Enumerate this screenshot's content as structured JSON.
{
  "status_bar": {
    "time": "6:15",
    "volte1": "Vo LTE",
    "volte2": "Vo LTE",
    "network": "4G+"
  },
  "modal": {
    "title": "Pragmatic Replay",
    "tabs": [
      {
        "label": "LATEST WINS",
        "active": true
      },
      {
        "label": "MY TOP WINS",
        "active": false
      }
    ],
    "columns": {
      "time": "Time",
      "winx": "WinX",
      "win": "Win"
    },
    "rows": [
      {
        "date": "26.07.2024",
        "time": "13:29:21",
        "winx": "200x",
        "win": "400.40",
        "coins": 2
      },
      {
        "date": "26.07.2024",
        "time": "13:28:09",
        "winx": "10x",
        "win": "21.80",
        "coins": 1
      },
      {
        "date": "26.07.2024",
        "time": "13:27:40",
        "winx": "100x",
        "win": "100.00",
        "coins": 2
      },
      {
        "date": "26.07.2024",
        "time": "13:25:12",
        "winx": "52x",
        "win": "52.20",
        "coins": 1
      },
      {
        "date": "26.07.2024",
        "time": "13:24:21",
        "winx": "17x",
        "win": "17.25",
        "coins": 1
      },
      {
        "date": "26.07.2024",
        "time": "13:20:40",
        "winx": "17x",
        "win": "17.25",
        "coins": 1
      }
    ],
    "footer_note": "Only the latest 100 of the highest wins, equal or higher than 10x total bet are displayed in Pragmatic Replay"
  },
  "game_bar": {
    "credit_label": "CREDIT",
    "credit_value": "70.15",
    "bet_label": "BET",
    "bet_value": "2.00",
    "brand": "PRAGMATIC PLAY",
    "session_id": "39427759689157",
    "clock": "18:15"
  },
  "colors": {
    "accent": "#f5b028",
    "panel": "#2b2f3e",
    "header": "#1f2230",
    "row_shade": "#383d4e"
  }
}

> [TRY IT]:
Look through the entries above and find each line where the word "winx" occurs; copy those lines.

> [REPLY]:
      "winx": "WinX",
        "winx": "200x",
        "winx": "10x",
        "winx": "100x",
        "winx": "52x",
        "winx": "17x",
        "winx": "17x",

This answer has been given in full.